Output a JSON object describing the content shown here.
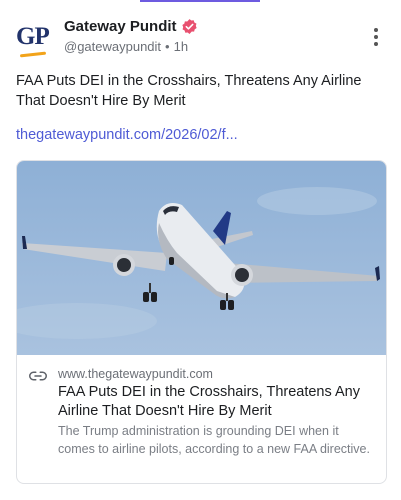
{
  "account": {
    "avatar_text": "GP",
    "name": "Gateway Pundit",
    "handle": "@gatewaypundit",
    "separator": "•",
    "time": "1h",
    "verified_icon": "verified-badge-icon",
    "verified_color": "#e8506f"
  },
  "post": {
    "text": "FAA Puts DEI in the Crosshairs, Threatens Any Airline That Doesn't Hire By Merit",
    "link": "thegatewaypundit.com/2026/02/f..."
  },
  "card": {
    "image_icon": "airplane-photo",
    "link_icon": "link-icon",
    "domain": "www.thegatewaypundit.com",
    "title": "FAA Puts DEI in the Crosshairs, Threatens Any Airline That Doesn't Hire By Merit",
    "description": "The Trump administration is grounding DEI when it comes to airline pilots, according to a new FAA directive."
  },
  "colors": {
    "link": "#4f5bd5",
    "brand_blue": "#22336b",
    "brand_orange": "#f2a31a",
    "top_accent": "#6d5be0"
  }
}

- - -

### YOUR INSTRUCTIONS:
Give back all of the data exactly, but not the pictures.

### FINISHED EXERCISE:
Output a JSON object describing the content shown here.
{
  "account": {
    "avatar_text": "GP",
    "name": "Gateway Pundit",
    "handle": "@gatewaypundit",
    "separator": "•",
    "time": "1h",
    "verified_icon": "verified-badge-icon",
    "verified_color": "#e8506f"
  },
  "post": {
    "text": "FAA Puts DEI in the Crosshairs, Threatens Any Airline That Doesn't Hire By Merit",
    "link": "thegatewaypundit.com/2026/02/f..."
  },
  "card": {
    "image_icon": "airplane-photo",
    "link_icon": "link-icon",
    "domain": "www.thegatewaypundit.com",
    "title": "FAA Puts DEI in the Crosshairs, Threatens Any Airline That Doesn't Hire By Merit",
    "description": "The Trump administration is grounding DEI when it comes to airline pilots, according to a new FAA directive."
  },
  "colors": {
    "link": "#4f5bd5",
    "brand_blue": "#22336b",
    "brand_orange": "#f2a31a",
    "top_accent": "#6d5be0"
  }
}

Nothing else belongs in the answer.